-- Exercise --
Which lines of the data below hold "your"? Copy each of them.
(Records for processing begins)
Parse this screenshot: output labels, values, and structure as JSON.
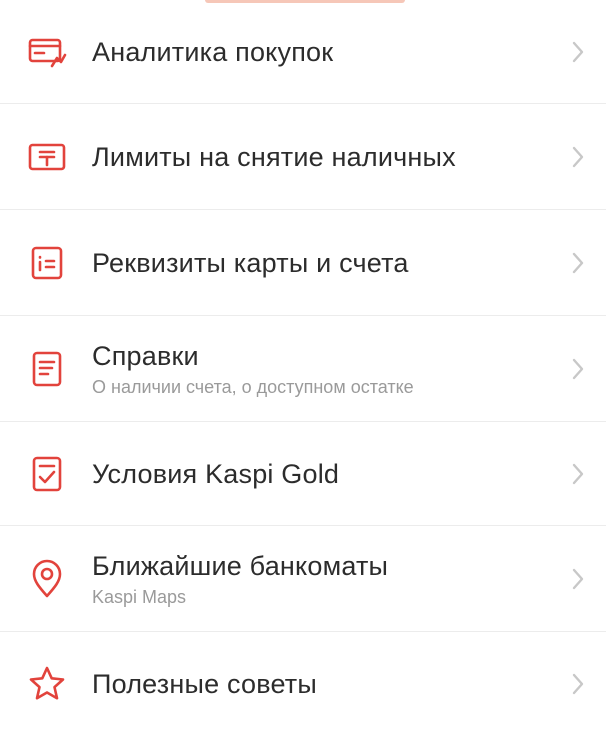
{
  "colors": {
    "accent": "#e2433c",
    "title": "#2c2c2c",
    "subtitle": "#9a9a9a",
    "chevron": "#c8c8c8",
    "divider": "#ececec"
  },
  "menu": {
    "items": [
      {
        "icon": "card-analytics-icon",
        "title": "Аналитика покупок",
        "subtitle": ""
      },
      {
        "icon": "cash-withdrawal-icon",
        "title": "Лимиты на снятие наличных",
        "subtitle": ""
      },
      {
        "icon": "card-details-icon",
        "title": "Реквизиты карты и счета",
        "subtitle": ""
      },
      {
        "icon": "document-icon",
        "title": "Справки",
        "subtitle": "О наличии счета, о доступном остатке"
      },
      {
        "icon": "terms-check-icon",
        "title": "Условия Kaspi Gold",
        "subtitle": ""
      },
      {
        "icon": "map-pin-icon",
        "title": "Ближайшие банкоматы",
        "subtitle": "Kaspi Maps"
      },
      {
        "icon": "star-icon",
        "title": "Полезные советы",
        "subtitle": ""
      }
    ]
  }
}
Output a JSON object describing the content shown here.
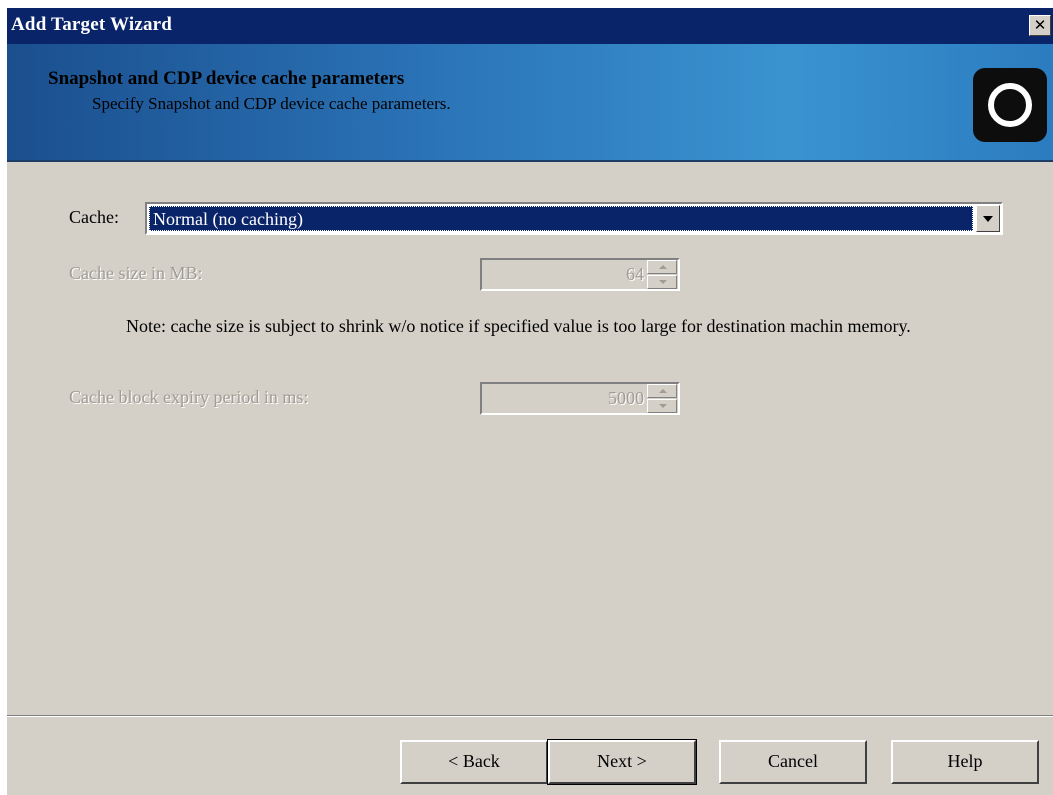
{
  "window": {
    "title": "Add Target Wizard",
    "close_label": "✕"
  },
  "header": {
    "title": "Snapshot and CDP device cache parameters",
    "subtitle": "Specify Snapshot and CDP device cache parameters.",
    "icon": "target-ring-icon"
  },
  "form": {
    "cache_label": "Cache:",
    "cache_value": "Normal (no caching)",
    "cache_size_label": "Cache size in MB:",
    "cache_size_value": "64",
    "note": "Note: cache size is subject to shrink w/o notice if specified value is too large for destination machin memory.",
    "expiry_label": "Cache block expiry period in ms:",
    "expiry_value": "5000"
  },
  "buttons": {
    "back": "< Back",
    "next": "Next >",
    "cancel": "Cancel",
    "help": "Help"
  },
  "colors": {
    "titlebar": "#0a246a",
    "dialog_bg": "#d4d0c8",
    "selection": "#0a246a",
    "disabled_text": "#a09c94"
  }
}
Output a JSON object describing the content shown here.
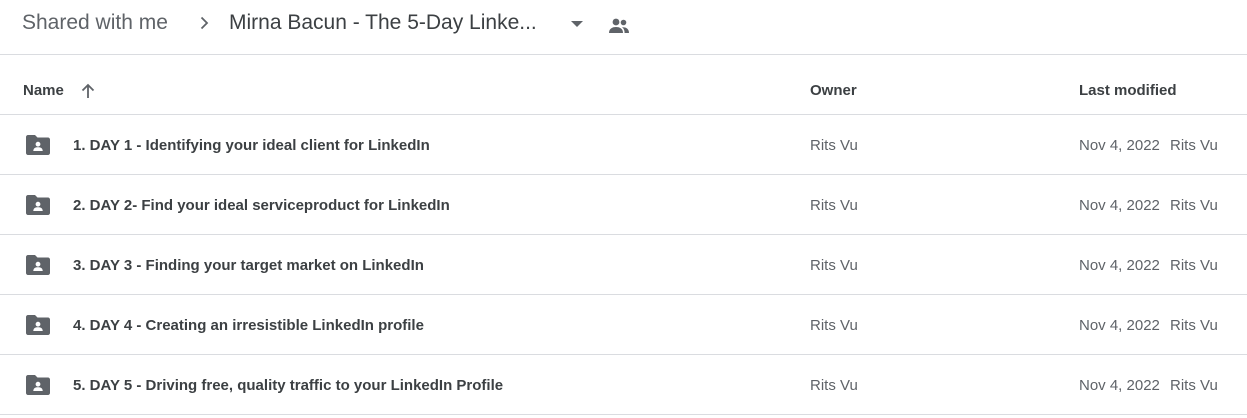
{
  "breadcrumb": {
    "root": "Shared with me",
    "current": "Mirna Bacun - The 5-Day Linke..."
  },
  "icons": {
    "separator": "chevron-right-icon",
    "dropdown": "arrow-drop-down-icon",
    "shared": "people-icon",
    "sort": "arrow-upward-icon",
    "folder": "shared-folder-icon"
  },
  "columns": {
    "name": "Name",
    "owner": "Owner",
    "last_modified": "Last modified"
  },
  "rows": [
    {
      "name": "1. DAY 1 - Identifying your ideal client for LinkedIn",
      "owner": "Rits Vu",
      "date": "Nov 4, 2022",
      "modifier": "Rits Vu"
    },
    {
      "name": "2. DAY 2- Find your ideal serviceproduct for LinkedIn",
      "owner": "Rits Vu",
      "date": "Nov 4, 2022",
      "modifier": "Rits Vu"
    },
    {
      "name": "3. DAY 3 - Finding your target market on LinkedIn",
      "owner": "Rits Vu",
      "date": "Nov 4, 2022",
      "modifier": "Rits Vu"
    },
    {
      "name": "4. DAY 4 - Creating an irresistible LinkedIn profile",
      "owner": "Rits Vu",
      "date": "Nov 4, 2022",
      "modifier": "Rits Vu"
    },
    {
      "name": "5. DAY 5 - Driving free, quality traffic to your LinkedIn Profile",
      "owner": "Rits Vu",
      "date": "Nov 4, 2022",
      "modifier": "Rits Vu"
    }
  ],
  "colors": {
    "text_primary": "#3c4043",
    "text_secondary": "#5f6368",
    "divider": "#dadce0",
    "icon": "#5f6368"
  }
}
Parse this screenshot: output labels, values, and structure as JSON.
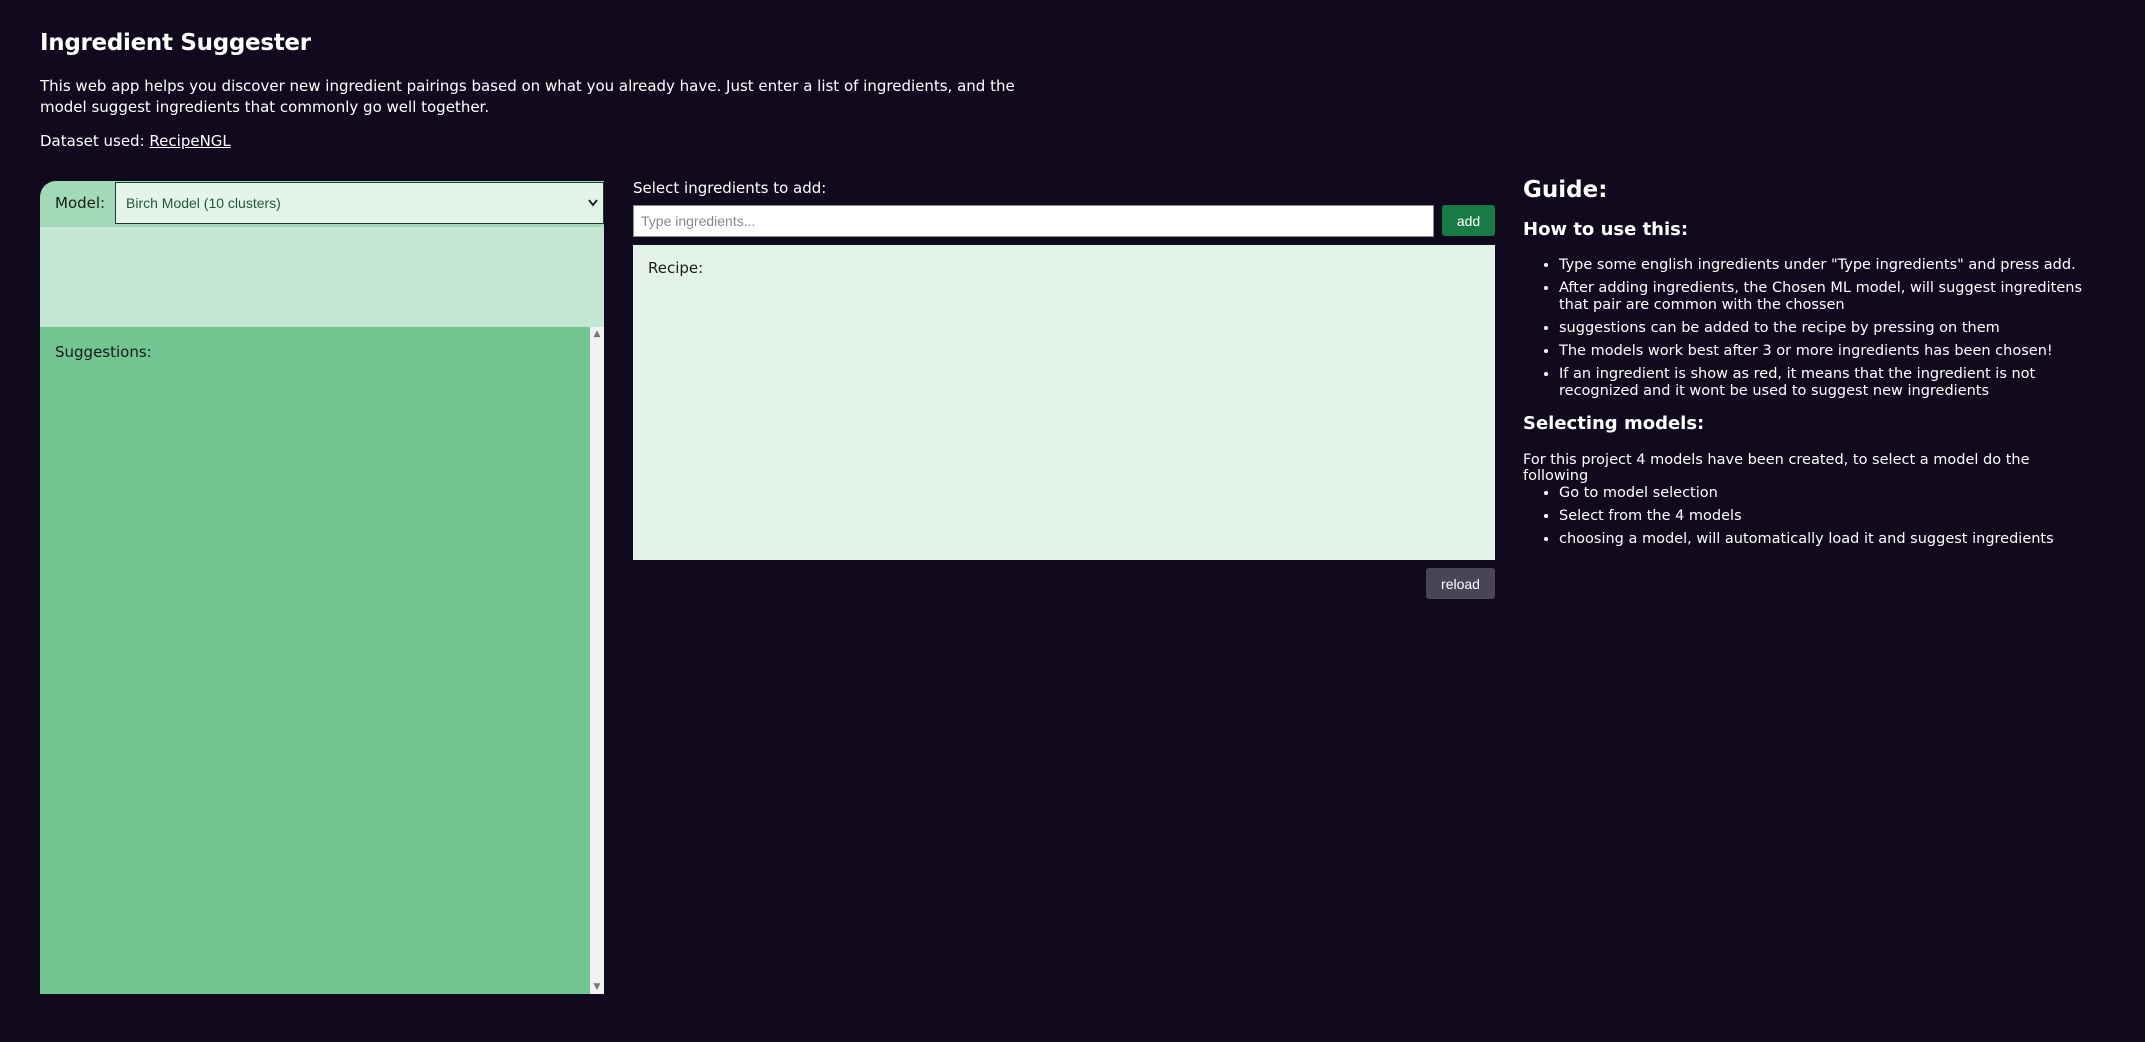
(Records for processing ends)
-- Output of the exercise --
      "name": "1. DAY 1 - Identifying your ideal client for LinkedIn",
      "name": "2. DAY 2- Find your ideal serviceproduct for LinkedIn",
      "name": "3. DAY 3 - Finding your target market on LinkedIn",
      "name": "5. DAY 5 - Driving free, quality traffic to your LinkedIn Profile",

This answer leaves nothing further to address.